(Beginning of Listed records)

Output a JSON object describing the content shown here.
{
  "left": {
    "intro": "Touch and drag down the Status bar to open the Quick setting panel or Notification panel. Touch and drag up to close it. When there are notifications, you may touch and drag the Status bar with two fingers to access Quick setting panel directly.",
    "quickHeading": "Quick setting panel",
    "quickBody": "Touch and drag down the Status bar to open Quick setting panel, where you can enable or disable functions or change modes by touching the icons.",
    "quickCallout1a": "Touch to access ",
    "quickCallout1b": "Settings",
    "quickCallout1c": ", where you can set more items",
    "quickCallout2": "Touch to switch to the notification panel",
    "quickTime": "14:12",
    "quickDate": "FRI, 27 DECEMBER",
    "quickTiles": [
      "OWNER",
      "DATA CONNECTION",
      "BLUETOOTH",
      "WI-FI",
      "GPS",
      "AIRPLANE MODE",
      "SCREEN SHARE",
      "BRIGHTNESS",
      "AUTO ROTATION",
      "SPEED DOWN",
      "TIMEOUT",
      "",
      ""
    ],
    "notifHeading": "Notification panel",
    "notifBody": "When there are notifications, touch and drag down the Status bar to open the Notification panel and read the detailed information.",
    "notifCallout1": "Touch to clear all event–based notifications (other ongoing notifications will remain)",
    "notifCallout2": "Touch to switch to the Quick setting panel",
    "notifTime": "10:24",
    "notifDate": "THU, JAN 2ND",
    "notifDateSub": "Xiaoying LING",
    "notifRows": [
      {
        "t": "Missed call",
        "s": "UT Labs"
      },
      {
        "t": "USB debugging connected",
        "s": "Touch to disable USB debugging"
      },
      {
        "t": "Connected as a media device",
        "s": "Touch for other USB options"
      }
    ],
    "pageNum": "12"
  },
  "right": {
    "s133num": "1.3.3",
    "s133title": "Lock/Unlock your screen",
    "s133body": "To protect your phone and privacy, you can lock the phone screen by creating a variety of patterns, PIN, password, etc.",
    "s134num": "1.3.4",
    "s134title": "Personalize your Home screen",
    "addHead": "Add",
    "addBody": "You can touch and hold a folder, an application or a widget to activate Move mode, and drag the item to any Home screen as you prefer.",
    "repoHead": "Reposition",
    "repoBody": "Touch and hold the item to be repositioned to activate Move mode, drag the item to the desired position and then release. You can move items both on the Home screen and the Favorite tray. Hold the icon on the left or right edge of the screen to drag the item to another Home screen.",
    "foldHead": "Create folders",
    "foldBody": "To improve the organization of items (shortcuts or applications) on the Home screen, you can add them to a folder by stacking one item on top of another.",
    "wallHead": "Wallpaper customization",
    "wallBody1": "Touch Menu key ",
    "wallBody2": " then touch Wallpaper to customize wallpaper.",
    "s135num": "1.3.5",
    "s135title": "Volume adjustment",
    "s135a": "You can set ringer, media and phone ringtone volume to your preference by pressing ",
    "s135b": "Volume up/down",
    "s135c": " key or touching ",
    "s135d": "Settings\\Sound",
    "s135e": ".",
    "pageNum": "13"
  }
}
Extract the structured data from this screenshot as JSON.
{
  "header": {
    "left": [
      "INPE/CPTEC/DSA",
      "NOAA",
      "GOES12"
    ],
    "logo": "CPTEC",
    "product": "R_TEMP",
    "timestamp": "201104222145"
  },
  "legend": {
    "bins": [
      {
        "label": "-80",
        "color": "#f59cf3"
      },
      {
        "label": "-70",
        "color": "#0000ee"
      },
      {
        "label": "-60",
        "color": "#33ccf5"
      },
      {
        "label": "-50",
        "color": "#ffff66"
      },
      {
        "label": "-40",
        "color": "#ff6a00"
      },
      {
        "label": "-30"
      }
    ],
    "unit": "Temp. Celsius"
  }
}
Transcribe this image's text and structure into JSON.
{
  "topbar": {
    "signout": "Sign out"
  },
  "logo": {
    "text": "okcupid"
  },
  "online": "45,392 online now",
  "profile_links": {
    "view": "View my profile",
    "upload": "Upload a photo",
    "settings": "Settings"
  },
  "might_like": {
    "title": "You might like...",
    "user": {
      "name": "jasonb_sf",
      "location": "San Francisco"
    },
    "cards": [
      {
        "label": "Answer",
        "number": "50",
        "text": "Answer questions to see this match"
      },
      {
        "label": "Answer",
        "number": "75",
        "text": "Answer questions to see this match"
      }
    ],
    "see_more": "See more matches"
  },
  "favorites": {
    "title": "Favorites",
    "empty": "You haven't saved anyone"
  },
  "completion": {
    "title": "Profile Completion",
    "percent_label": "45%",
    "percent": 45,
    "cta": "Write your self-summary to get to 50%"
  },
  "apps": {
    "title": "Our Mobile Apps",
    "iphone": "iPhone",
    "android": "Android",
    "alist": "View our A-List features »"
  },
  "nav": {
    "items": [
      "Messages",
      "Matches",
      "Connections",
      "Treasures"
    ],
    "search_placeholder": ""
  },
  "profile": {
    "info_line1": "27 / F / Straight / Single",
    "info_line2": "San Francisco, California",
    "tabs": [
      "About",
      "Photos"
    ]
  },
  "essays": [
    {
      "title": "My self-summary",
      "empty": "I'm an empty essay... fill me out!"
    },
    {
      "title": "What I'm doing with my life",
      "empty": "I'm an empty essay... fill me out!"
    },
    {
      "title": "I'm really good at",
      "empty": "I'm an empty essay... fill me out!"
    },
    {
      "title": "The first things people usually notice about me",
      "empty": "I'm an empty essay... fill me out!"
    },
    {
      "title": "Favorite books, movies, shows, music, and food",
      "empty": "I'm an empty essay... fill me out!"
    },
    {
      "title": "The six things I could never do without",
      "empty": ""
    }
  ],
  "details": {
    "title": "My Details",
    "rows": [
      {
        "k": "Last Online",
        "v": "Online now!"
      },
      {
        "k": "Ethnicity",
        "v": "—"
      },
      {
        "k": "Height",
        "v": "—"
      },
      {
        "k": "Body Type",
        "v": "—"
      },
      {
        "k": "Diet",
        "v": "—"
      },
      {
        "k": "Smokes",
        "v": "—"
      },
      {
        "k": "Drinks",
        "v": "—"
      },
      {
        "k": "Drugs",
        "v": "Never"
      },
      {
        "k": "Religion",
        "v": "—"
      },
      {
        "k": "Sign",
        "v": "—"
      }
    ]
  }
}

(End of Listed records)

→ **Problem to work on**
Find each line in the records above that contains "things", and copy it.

→ **Result of the exercise**
      "title": "The first things people usually notice about me",
      "title": "The six things I could never do without",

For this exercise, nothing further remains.